▶ _RAW DATA_:
+ + + + + + +

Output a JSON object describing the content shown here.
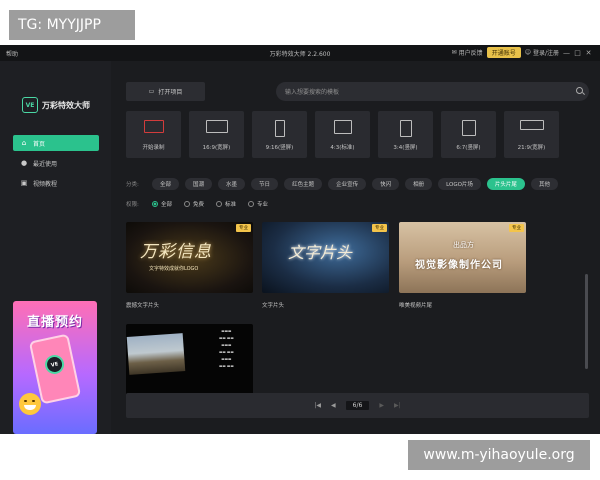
{
  "watermarks": {
    "top": "TG: MYYJJPP",
    "bottom": "www.m-yihaoyule.org"
  },
  "titlebar": {
    "help": "帮助",
    "title": "万彩特效大师 2.2.600",
    "feedback": "用户反馈",
    "upgrade": "开通账号",
    "login": "登录/注册",
    "window_buttons": [
      "—",
      "□",
      "✕"
    ]
  },
  "sidebar": {
    "logo_badge": "VE",
    "logo_text": "万彩特效大师",
    "items": [
      {
        "label": "首页",
        "icon": "home-icon",
        "glyph": "⌂",
        "active": true
      },
      {
        "label": "最近使用",
        "icon": "recent-icon",
        "glyph": "●",
        "active": false
      },
      {
        "label": "视频教程",
        "icon": "video-icon",
        "glyph": "▣",
        "active": false
      }
    ],
    "promo": {
      "title": "直播预约",
      "badge": "VE"
    }
  },
  "main": {
    "open_project": "打开项目",
    "search_placeholder": "输入想要搜索的模板",
    "ratios": [
      {
        "label": "开始录制",
        "shape": "custom"
      },
      {
        "label": "16:9(宽屏)",
        "shape": "wide"
      },
      {
        "label": "9:16(竖屏)",
        "shape": "tall"
      },
      {
        "label": "4:3(标准)",
        "shape": "std"
      },
      {
        "label": "3:4(竖屏)",
        "shape": "stdtall"
      },
      {
        "label": "6:7(竖屏)",
        "shape": "square"
      },
      {
        "label": "21:9(宽屏)",
        "shape": "ultra"
      }
    ],
    "category_label": "分类:",
    "categories": [
      {
        "label": "全部",
        "active": false
      },
      {
        "label": "国潮",
        "active": false
      },
      {
        "label": "水墨",
        "active": false
      },
      {
        "label": "节日",
        "active": false
      },
      {
        "label": "红色主题",
        "active": false
      },
      {
        "label": "企业宣传",
        "active": false
      },
      {
        "label": "快闪",
        "active": false
      },
      {
        "label": "相册",
        "active": false
      },
      {
        "label": "LOGO片场",
        "active": false
      },
      {
        "label": "片头片尾",
        "active": true
      },
      {
        "label": "其他",
        "active": false
      }
    ],
    "usage_label": "权限:",
    "usage_options": [
      {
        "label": "全部",
        "selected": true
      },
      {
        "label": "免费",
        "selected": false
      },
      {
        "label": "标准",
        "selected": false
      },
      {
        "label": "专业",
        "selected": false
      }
    ],
    "templates": [
      {
        "name": "震撼文字片头",
        "tag": "专业",
        "headline": "万彩信息",
        "subline": "文字特效成就你LOGO"
      },
      {
        "name": "文字片头",
        "tag": "专业",
        "headline": "文字片头",
        "subline": ""
      },
      {
        "name": "唯美视频片尾",
        "tag": "专业",
        "headline": "出品方",
        "subline": "视觉影像制作公司"
      },
      {
        "name": "",
        "tag": "",
        "headline": "",
        "subline": ""
      }
    ],
    "pager": {
      "page": "6/6",
      "first": "|◀",
      "prev": "◀",
      "next": "▶",
      "last": "▶|"
    }
  },
  "colors": {
    "accent": "#2bc28d",
    "upgrade": "#e8c14a",
    "panel": "#2a2b30",
    "bg": "#1b1c1f"
  }
}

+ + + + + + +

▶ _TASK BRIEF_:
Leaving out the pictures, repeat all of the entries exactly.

▶ _RESULT OF THE EXERCISE_:
Output a JSON object describing the content shown here.
{
  "watermarks": {
    "top": "TG: MYYJJPP",
    "bottom": "www.m-yihaoyule.org"
  },
  "titlebar": {
    "help": "帮助",
    "title": "万彩特效大师 2.2.600",
    "feedback": "用户反馈",
    "upgrade": "开通账号",
    "login": "登录/注册",
    "window_buttons": [
      "—",
      "□",
      "✕"
    ]
  },
  "sidebar": {
    "logo_badge": "VE",
    "logo_text": "万彩特效大师",
    "items": [
      {
        "label": "首页",
        "icon": "home-icon",
        "glyph": "⌂",
        "active": true
      },
      {
        "label": "最近使用",
        "icon": "recent-icon",
        "glyph": "●",
        "active": false
      },
      {
        "label": "视频教程",
        "icon": "video-icon",
        "glyph": "▣",
        "active": false
      }
    ],
    "promo": {
      "title": "直播预约",
      "badge": "VE"
    }
  },
  "main": {
    "open_project": "打开项目",
    "search_placeholder": "输入想要搜索的模板",
    "ratios": [
      {
        "label": "开始录制",
        "shape": "custom"
      },
      {
        "label": "16:9(宽屏)",
        "shape": "wide"
      },
      {
        "label": "9:16(竖屏)",
        "shape": "tall"
      },
      {
        "label": "4:3(标准)",
        "shape": "std"
      },
      {
        "label": "3:4(竖屏)",
        "shape": "stdtall"
      },
      {
        "label": "6:7(竖屏)",
        "shape": "square"
      },
      {
        "label": "21:9(宽屏)",
        "shape": "ultra"
      }
    ],
    "category_label": "分类:",
    "categories": [
      {
        "label": "全部",
        "active": false
      },
      {
        "label": "国潮",
        "active": false
      },
      {
        "label": "水墨",
        "active": false
      },
      {
        "label": "节日",
        "active": false
      },
      {
        "label": "红色主题",
        "active": false
      },
      {
        "label": "企业宣传",
        "active": false
      },
      {
        "label": "快闪",
        "active": false
      },
      {
        "label": "相册",
        "active": false
      },
      {
        "label": "LOGO片场",
        "active": false
      },
      {
        "label": "片头片尾",
        "active": true
      },
      {
        "label": "其他",
        "active": false
      }
    ],
    "usage_label": "权限:",
    "usage_options": [
      {
        "label": "全部",
        "selected": true
      },
      {
        "label": "免费",
        "selected": false
      },
      {
        "label": "标准",
        "selected": false
      },
      {
        "label": "专业",
        "selected": false
      }
    ],
    "templates": [
      {
        "name": "震撼文字片头",
        "tag": "专业",
        "headline": "万彩信息",
        "subline": "文字特效成就你LOGO"
      },
      {
        "name": "文字片头",
        "tag": "专业",
        "headline": "文字片头",
        "subline": ""
      },
      {
        "name": "唯美视频片尾",
        "tag": "专业",
        "headline": "出品方",
        "subline": "视觉影像制作公司"
      },
      {
        "name": "",
        "tag": "",
        "headline": "",
        "subline": ""
      }
    ],
    "pager": {
      "page": "6/6",
      "first": "|◀",
      "prev": "◀",
      "next": "▶",
      "last": "▶|"
    }
  },
  "colors": {
    "accent": "#2bc28d",
    "upgrade": "#e8c14a",
    "panel": "#2a2b30",
    "bg": "#1b1c1f"
  }
}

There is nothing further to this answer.